▶ Work order:
Reproduce the listing word for word, leaving every picture behind.

▶ Given data:

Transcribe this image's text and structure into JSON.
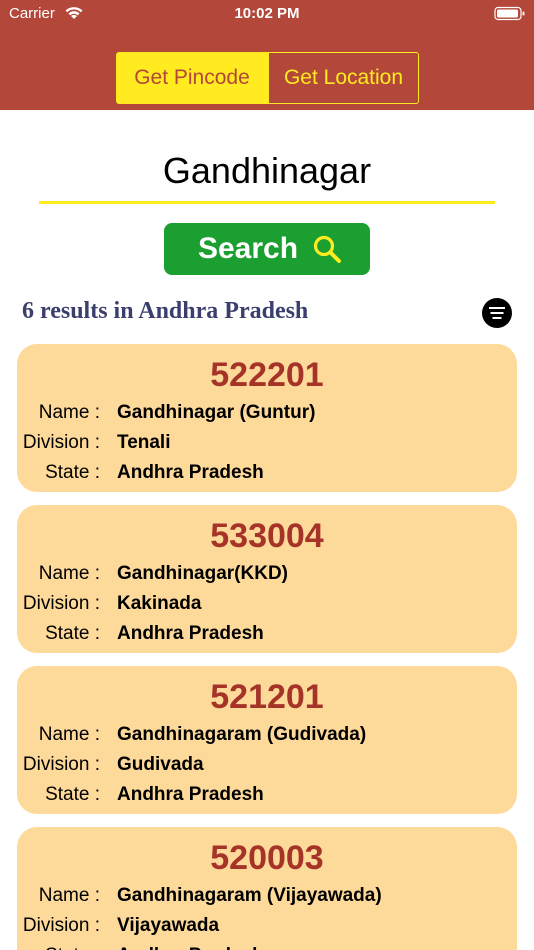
{
  "status_bar": {
    "carrier": "Carrier",
    "time": "10:02 PM"
  },
  "tabs": {
    "pincode_label": "Get Pincode",
    "location_label": "Get Location",
    "selected": "Get Pincode"
  },
  "search": {
    "value": "Gandhinagar",
    "button_label": "Search"
  },
  "results": {
    "title": "6 results in Andhra Pradesh",
    "labels": {
      "name": "Name :",
      "division": "Division :",
      "state": "State :"
    },
    "items": [
      {
        "pincode": "522201",
        "name": "Gandhinagar (Guntur)",
        "division": "Tenali",
        "state": "Andhra Pradesh"
      },
      {
        "pincode": "533004",
        "name": "Gandhinagar(KKD)",
        "division": "Kakinada",
        "state": "Andhra Pradesh"
      },
      {
        "pincode": "521201",
        "name": "Gandhinagaram (Gudivada)",
        "division": "Gudivada",
        "state": "Andhra Pradesh"
      },
      {
        "pincode": "520003",
        "name": "Gandhinagaram (Vijayawada)",
        "division": "Vijayawada",
        "state": "Andhra Pradesh"
      }
    ]
  },
  "colors": {
    "header": "#b3473a",
    "accent_yellow": "#ffeb1f",
    "search_green": "#1a9f30",
    "card": "#fdd99a",
    "pincode": "#a63328",
    "results_title": "#3b3f6e"
  }
}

▶ Your response:
Transcribe this image's text and structure into JSON.
{
  "status_bar": {
    "carrier": "Carrier",
    "time": "10:02 PM"
  },
  "tabs": {
    "pincode_label": "Get Pincode",
    "location_label": "Get Location",
    "selected": "Get Pincode"
  },
  "search": {
    "value": "Gandhinagar",
    "button_label": "Search"
  },
  "results": {
    "title": "6 results in Andhra Pradesh",
    "labels": {
      "name": "Name :",
      "division": "Division :",
      "state": "State :"
    },
    "items": [
      {
        "pincode": "522201",
        "name": "Gandhinagar (Guntur)",
        "division": "Tenali",
        "state": "Andhra Pradesh"
      },
      {
        "pincode": "533004",
        "name": "Gandhinagar(KKD)",
        "division": "Kakinada",
        "state": "Andhra Pradesh"
      },
      {
        "pincode": "521201",
        "name": "Gandhinagaram (Gudivada)",
        "division": "Gudivada",
        "state": "Andhra Pradesh"
      },
      {
        "pincode": "520003",
        "name": "Gandhinagaram (Vijayawada)",
        "division": "Vijayawada",
        "state": "Andhra Pradesh"
      }
    ]
  },
  "colors": {
    "header": "#b3473a",
    "accent_yellow": "#ffeb1f",
    "search_green": "#1a9f30",
    "card": "#fdd99a",
    "pincode": "#a63328",
    "results_title": "#3b3f6e"
  }
}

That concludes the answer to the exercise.